Inside Biden's SVB move to stop future bank runs
The Biden administration's guiding principle in protecting depositors after the failures of Silicon Valley Bank and Signature Bank came down to this, Axios has learned: Prevent bank runs beyond the initial crisis.
Why it matters: The administration's move to shield the banks' depositors — and let banks with profiles similar to SVB and Signature get pummeled by the stock market — carried significant risks.
- Monday’s stock market reaction was the first test of the government’s decision to declare a “systemic risk exception” for the two failed banks, a move that allowed unlimited backing to depositors — beyond the typical $250,000 insurance the FDIC typically provides.
- The stock prices of other mid-sized regional bank dropped sharply, including a brutal 62% decline in the shares of First Republic.
- But by the market's close on Monday the trouble appeared to be limited to stock prices, and largely affecting medium-sized regional banks, rather than a systemic run on the U.S. banking system. In investor parlance, the damage was idiosyncratic, limited to a specific asset class.
What they are saying: “We took sweeping action, powerful action, trying to prevent possible future bank runs,” a Treasury official told Axios.
- “We took multiple, overlapping options,” the official said.
Driving the news: The government's move began to unfold Thursday, amid questions about SVB’s ability to survive until the weekend.

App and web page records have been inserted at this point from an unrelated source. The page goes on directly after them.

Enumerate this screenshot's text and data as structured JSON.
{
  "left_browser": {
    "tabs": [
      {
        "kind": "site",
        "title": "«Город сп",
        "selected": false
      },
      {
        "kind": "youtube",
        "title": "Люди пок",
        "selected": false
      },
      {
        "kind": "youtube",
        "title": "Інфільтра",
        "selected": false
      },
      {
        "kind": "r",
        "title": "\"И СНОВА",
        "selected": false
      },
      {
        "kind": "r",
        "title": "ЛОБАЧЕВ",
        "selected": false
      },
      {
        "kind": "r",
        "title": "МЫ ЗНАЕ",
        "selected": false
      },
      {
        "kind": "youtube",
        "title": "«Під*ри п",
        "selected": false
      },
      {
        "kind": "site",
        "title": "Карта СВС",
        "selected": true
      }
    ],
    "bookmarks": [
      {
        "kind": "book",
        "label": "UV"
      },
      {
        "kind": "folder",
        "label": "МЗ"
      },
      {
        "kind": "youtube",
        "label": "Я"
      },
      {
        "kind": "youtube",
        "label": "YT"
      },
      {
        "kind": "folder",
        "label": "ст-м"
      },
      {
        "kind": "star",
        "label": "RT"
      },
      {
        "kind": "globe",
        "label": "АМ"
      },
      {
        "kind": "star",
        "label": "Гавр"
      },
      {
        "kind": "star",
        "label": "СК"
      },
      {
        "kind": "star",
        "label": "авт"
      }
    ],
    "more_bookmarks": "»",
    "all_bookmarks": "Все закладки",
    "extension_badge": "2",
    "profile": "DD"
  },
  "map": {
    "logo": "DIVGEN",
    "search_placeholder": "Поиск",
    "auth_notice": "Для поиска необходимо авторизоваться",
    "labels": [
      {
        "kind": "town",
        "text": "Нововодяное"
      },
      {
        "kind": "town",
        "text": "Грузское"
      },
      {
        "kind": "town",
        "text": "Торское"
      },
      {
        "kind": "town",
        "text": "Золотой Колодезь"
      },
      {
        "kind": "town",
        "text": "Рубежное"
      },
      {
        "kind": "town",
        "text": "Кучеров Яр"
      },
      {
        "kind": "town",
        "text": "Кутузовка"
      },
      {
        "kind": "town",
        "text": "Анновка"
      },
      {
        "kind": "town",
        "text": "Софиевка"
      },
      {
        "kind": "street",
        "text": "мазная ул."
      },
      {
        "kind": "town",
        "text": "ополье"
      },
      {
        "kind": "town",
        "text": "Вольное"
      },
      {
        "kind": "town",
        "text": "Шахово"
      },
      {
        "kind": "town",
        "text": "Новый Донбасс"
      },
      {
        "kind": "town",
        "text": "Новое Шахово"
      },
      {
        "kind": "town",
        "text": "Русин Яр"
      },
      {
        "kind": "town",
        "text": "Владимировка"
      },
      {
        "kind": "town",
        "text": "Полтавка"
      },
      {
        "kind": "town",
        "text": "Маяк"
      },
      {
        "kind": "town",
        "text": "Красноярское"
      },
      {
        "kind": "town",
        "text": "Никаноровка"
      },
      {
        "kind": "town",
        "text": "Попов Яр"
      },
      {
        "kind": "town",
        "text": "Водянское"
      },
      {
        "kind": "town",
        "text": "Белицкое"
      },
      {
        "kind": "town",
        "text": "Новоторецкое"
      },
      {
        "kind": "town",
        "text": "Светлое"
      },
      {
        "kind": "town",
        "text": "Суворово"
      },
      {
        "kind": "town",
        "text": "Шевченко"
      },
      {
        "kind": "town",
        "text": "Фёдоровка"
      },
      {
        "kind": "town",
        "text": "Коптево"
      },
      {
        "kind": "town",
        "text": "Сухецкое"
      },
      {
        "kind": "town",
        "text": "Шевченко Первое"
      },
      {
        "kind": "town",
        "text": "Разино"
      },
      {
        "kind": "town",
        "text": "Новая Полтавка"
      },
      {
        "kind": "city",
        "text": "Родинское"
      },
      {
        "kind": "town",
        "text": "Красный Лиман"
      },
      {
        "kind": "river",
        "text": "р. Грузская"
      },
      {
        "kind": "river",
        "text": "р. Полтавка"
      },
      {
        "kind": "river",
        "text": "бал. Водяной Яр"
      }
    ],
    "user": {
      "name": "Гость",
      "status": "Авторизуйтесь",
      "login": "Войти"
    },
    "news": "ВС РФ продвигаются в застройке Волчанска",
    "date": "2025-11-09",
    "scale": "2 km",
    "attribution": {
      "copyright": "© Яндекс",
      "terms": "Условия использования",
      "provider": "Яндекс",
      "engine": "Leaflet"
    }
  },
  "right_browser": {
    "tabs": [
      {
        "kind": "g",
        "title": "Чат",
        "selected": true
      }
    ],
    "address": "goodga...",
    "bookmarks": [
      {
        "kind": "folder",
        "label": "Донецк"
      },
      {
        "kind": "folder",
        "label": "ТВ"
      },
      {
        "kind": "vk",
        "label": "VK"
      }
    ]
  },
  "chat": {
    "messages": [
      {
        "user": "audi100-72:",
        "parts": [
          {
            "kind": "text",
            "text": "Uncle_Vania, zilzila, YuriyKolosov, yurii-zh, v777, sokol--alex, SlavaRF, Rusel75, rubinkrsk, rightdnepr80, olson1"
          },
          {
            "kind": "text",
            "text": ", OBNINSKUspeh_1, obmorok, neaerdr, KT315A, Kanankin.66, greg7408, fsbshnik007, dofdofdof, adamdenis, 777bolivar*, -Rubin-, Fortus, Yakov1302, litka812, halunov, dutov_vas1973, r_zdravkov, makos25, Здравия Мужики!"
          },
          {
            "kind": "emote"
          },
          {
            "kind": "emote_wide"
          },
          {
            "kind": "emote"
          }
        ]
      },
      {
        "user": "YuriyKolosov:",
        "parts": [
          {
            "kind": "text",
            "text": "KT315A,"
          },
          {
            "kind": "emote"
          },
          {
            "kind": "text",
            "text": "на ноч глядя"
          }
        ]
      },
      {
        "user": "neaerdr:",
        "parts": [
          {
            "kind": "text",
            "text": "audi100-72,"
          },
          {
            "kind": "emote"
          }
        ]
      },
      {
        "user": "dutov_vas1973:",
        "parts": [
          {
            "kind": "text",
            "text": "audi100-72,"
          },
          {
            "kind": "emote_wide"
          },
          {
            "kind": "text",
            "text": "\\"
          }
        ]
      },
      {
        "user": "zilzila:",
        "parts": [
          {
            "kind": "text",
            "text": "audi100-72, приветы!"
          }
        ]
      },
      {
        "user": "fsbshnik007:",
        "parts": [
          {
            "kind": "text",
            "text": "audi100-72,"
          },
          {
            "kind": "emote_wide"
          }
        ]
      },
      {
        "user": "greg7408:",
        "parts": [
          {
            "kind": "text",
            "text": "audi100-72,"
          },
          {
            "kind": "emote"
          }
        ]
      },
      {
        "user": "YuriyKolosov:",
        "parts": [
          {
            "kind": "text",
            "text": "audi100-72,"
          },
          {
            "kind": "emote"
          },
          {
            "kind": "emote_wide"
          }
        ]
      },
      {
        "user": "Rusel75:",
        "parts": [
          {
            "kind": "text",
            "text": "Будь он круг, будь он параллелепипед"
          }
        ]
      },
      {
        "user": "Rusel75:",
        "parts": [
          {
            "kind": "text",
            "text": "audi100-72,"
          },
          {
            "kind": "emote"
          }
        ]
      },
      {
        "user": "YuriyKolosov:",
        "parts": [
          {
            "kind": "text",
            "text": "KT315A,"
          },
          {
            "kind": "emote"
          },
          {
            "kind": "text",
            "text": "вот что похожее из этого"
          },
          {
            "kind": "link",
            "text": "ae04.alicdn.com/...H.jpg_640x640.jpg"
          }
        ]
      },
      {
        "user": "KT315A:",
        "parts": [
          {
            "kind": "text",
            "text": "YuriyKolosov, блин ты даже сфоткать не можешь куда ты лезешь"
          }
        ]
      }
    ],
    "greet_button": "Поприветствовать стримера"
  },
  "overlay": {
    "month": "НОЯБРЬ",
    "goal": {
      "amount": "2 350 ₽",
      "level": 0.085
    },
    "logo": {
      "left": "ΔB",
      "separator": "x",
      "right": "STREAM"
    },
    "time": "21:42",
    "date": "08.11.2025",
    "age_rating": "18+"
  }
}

The FDIC and the Fed decided to move the bank into receivership before its branches opened at 9 a.m. Pacific time on Friday, according to a source familiar with the matter.
- Starting Friday, and then over the weekend, President Biden was briefed regularly by Chief of Staff Jeff Zients and National Economic Council Director Lael Brainard, according to a White House official.
- Over the weekend, officials from Treasury, the Fed and the FDIC aligned around three options:
1. Try to find buyers for the banks.
2. Invoke the "systemic risk exception" for SVB and Signature account holders.
3. Open a new Fed lending facility to help banks that needed help meeting withdrawals.
On Saturday, Treasury Secretary Janet Yellen, Fed Chair Jerome Powell, Fed Vice Chair Michael Barr and FDIC Chair Martin Gruenberg decided to move forward with that three-step plan. They agreed on the need to:
- Make sure that SVB and Signature account holders — which includes companies like Roku, a streaming platform, DocuSign, a cloud software vendor, and other technology companies — would not suffer adverse financial consequences (In a blog post, DocuSign stated the amount at stake was "immaterial" given their various banking relationships).
- Move quickly to get ahead of Asian markets that were opening on Sunday.
- Ensure that taxpayer dollars wouldn’t be used — only money from the FDIC's Deposit Insurance Fund, which relies on fees assessed on banks.
- Protect depositors and replace the failed banks' management. The banks' investors would be left on their own.
Sunday afternoon, Yellen, Zients and Brainard briefed the president before the Fed, Treasury and FDIC made their joint announcement about the government's move.
Monday morning, President Biden seemed almost gleeful when he enumerated the consequences for the executives — and investors — of the failed banks.
- “The management of these banks will be fired,” he said.
- “Investors in the banks will not be protected," he said. "They knowingly took a risk and when the risk didn’t pay off, investors lose their money. That’s how capitalism works.”
- But also he went out of his way to assure depositors that their money was safe — just as he tried to assure the rest of America that the banking system was sound.
Editor's note: This story has been corrected to reflect that not all SVB and Signature account holders had payrolls that were jeopardized.